Data for this task >>

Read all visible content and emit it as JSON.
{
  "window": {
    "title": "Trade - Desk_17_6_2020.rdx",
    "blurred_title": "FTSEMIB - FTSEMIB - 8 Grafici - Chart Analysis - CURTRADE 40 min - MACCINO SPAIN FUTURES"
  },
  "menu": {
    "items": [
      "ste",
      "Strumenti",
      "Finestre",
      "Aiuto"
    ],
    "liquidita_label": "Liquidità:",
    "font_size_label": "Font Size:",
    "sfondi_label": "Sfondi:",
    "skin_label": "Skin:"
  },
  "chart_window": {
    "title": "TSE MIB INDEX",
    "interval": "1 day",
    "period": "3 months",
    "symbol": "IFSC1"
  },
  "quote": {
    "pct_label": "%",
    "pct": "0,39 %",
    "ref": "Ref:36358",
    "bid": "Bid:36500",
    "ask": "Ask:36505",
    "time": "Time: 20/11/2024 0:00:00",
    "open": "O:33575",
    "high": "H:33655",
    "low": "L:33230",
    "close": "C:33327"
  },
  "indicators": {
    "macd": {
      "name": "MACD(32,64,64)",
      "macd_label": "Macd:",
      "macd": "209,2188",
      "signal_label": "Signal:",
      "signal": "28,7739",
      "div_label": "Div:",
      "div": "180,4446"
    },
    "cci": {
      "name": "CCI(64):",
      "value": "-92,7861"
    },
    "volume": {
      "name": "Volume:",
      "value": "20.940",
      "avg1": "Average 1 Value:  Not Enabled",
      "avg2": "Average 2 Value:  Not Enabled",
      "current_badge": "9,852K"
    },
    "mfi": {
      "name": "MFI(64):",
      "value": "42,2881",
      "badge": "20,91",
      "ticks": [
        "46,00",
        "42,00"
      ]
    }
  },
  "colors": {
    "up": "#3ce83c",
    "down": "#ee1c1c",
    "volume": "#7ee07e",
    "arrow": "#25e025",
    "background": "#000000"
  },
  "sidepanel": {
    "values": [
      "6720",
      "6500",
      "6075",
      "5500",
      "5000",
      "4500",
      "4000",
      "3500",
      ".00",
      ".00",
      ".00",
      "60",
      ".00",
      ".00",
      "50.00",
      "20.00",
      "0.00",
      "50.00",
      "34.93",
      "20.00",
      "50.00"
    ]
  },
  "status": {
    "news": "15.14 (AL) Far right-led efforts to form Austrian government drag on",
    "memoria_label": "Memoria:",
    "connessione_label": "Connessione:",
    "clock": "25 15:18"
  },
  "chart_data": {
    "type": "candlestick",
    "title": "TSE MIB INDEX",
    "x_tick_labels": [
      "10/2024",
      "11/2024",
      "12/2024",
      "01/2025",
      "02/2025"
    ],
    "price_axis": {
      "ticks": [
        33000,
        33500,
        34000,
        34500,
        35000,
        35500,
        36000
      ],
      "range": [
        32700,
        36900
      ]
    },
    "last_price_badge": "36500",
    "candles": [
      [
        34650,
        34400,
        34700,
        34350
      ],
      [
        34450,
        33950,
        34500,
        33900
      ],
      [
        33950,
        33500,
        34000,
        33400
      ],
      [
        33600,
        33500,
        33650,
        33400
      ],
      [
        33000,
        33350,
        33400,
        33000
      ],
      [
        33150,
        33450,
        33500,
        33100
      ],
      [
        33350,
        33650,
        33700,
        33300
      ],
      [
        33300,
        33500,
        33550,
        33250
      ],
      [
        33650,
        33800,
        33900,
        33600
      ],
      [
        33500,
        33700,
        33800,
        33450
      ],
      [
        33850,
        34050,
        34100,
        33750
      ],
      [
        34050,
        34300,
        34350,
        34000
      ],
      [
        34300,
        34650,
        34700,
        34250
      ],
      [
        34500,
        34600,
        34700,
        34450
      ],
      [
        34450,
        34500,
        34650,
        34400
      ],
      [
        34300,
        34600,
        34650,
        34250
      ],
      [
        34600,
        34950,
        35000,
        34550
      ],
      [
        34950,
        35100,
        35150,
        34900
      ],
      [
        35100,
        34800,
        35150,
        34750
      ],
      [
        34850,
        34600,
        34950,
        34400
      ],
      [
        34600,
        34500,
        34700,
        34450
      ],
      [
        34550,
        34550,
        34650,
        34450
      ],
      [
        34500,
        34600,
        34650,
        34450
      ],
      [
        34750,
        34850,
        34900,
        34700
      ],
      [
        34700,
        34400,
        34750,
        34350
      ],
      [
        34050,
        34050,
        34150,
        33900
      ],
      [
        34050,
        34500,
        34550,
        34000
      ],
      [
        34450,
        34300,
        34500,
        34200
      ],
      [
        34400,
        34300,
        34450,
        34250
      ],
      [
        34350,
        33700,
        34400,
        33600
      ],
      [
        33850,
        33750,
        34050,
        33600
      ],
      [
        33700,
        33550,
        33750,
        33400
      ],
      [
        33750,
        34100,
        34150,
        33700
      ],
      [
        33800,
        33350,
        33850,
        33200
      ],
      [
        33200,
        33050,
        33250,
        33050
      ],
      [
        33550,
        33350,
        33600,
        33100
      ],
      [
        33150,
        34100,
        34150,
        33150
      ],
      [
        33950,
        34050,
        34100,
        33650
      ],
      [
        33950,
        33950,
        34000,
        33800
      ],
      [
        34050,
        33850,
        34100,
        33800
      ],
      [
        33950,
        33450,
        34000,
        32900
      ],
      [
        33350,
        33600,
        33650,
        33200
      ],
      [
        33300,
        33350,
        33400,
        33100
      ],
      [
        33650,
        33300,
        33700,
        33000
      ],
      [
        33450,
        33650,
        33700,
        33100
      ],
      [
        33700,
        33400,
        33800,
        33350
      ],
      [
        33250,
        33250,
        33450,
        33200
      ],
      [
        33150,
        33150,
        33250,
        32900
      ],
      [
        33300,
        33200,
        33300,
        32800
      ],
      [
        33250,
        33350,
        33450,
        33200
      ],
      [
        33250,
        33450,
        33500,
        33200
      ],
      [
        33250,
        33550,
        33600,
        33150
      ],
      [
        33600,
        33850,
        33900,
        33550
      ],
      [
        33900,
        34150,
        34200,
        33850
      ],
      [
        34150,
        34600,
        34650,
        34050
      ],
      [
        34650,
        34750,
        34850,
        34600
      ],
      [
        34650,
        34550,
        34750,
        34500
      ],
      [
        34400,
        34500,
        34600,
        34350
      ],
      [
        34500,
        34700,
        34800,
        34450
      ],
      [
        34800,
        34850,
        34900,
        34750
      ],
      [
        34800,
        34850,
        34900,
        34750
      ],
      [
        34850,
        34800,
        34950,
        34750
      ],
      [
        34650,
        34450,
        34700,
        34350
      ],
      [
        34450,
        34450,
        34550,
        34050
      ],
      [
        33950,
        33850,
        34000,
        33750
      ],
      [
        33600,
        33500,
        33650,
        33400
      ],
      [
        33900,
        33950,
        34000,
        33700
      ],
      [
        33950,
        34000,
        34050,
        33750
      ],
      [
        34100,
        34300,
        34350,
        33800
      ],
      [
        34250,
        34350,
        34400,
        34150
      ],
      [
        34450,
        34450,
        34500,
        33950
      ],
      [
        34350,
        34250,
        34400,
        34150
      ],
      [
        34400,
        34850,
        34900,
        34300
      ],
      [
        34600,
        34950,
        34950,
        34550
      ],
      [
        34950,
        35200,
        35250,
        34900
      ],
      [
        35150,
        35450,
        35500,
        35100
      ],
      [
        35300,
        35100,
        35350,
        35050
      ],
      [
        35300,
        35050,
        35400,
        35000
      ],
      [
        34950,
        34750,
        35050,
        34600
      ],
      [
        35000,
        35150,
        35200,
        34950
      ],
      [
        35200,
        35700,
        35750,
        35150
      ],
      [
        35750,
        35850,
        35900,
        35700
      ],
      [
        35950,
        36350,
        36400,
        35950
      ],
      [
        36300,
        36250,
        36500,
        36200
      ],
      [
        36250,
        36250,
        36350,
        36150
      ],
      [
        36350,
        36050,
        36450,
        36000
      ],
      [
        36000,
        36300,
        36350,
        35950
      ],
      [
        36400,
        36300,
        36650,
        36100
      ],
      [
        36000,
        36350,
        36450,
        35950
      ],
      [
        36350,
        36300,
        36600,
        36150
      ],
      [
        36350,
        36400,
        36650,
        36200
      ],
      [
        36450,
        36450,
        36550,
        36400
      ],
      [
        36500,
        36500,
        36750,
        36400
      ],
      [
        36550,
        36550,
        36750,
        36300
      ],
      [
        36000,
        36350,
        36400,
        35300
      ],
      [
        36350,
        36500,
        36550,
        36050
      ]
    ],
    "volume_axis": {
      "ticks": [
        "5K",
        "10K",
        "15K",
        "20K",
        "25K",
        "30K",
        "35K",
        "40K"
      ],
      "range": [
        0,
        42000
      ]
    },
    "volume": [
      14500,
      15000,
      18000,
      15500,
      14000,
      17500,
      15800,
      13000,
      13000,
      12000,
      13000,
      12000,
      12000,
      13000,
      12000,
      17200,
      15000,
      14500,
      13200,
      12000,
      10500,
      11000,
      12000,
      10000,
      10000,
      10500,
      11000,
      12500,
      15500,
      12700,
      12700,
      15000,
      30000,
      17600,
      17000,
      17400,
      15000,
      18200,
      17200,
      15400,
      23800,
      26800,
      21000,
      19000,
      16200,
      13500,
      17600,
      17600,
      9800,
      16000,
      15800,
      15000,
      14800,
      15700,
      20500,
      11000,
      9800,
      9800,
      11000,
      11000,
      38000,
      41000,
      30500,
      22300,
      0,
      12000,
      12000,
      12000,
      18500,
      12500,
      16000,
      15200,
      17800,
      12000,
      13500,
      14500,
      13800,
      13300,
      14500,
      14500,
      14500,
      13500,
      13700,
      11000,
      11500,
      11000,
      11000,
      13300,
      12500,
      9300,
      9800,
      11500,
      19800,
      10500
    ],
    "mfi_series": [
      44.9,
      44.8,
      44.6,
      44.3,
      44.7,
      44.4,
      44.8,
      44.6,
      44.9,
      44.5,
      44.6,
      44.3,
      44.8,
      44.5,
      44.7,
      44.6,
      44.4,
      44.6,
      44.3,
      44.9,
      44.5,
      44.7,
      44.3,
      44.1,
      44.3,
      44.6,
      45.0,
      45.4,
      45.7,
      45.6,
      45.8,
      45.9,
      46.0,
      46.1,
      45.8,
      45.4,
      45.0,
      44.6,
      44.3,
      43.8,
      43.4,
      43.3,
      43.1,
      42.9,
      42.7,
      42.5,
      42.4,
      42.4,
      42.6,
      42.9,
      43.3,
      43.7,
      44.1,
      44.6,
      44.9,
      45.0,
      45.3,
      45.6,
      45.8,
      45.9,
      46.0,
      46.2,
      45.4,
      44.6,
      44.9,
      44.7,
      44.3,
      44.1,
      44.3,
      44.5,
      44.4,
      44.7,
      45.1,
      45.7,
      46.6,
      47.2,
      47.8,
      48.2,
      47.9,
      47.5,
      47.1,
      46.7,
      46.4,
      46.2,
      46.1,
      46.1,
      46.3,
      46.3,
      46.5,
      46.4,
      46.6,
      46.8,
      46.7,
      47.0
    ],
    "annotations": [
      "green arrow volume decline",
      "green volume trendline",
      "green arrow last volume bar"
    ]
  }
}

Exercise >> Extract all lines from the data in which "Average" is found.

Response to the task >>
      "avg1": "Average 1 Value:  Not Enabled",
      "avg2": "Average 2 Value:  Not Enabled",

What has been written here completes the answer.